NEW YORK —
That could further boost bacon prices, which were already rising after farmers cut pig production because of higher feed costs. Those cost climbed after a drought in 2012.
The average price of a pound of sliced bacon in U.S. cities was $5.46 in February, up from $4.83 a year earlier and $3.62 five years ago, government data shows.
The retail price of pork is projected to climb by 2.5 percent to 3 percent this year, according to government forecasts.
"You should expect to see very high prices for your ground beef, your other meat cuts, all the pork cuts will be higher this year," Donnie Smith, CEO of Tyson Foods, said in an interview with CNBC on March 12.
U.S. pig herds have been hit by a virus called porcine epidemic diarrhea, or PED, which causes vomiting and diarrhea in the animals. After the first case in the U.S. was confirmed in May, the virus spread through hog herds during the cold winter. While the disease doesn't affect people and is not a food safety concern, it can lead to mortality rates of between 80 and 100 percent in newborn piglets. That's raising concerns of thinner herds as the U.S. heads toward the summer grilling season, when demand typically picks up.
Traders don't know exactly how badly the virus will impact pork production because it's the first time that PED has been detected in U.S. herds, says Dennis Smith, a commodity broker at Chicago-based Archer Financial Services.
"It's become a hysterical market," Smith says.
Gus Kasimis, 60, manager of the Green Kitchen Restaurant, a New York diner, says that increases in food prices had already become more frequent and that he had been forced to pass on the higher costs to customers.
But he's not worried that people will stop coming.
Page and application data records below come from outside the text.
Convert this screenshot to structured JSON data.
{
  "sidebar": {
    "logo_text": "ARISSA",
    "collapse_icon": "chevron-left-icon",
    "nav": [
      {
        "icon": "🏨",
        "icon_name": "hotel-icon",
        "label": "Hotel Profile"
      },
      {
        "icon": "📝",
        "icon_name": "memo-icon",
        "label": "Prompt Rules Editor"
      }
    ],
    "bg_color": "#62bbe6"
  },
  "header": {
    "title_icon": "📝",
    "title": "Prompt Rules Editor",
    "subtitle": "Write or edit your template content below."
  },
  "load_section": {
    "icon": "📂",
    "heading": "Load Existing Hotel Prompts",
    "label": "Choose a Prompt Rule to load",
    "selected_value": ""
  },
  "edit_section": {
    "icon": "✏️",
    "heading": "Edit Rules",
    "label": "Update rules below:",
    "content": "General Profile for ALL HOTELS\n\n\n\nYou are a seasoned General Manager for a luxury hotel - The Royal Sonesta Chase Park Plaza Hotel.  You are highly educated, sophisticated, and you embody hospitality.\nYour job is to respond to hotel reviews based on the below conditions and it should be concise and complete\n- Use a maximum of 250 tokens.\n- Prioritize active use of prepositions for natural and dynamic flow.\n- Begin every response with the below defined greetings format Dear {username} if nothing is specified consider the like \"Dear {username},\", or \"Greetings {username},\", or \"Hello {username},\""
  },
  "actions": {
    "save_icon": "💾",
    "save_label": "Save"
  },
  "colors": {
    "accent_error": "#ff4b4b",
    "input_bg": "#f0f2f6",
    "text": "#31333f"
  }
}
Instead, they will cut down in other areas, perhaps spending less at more expensive restaurants, if they feel the squeeze.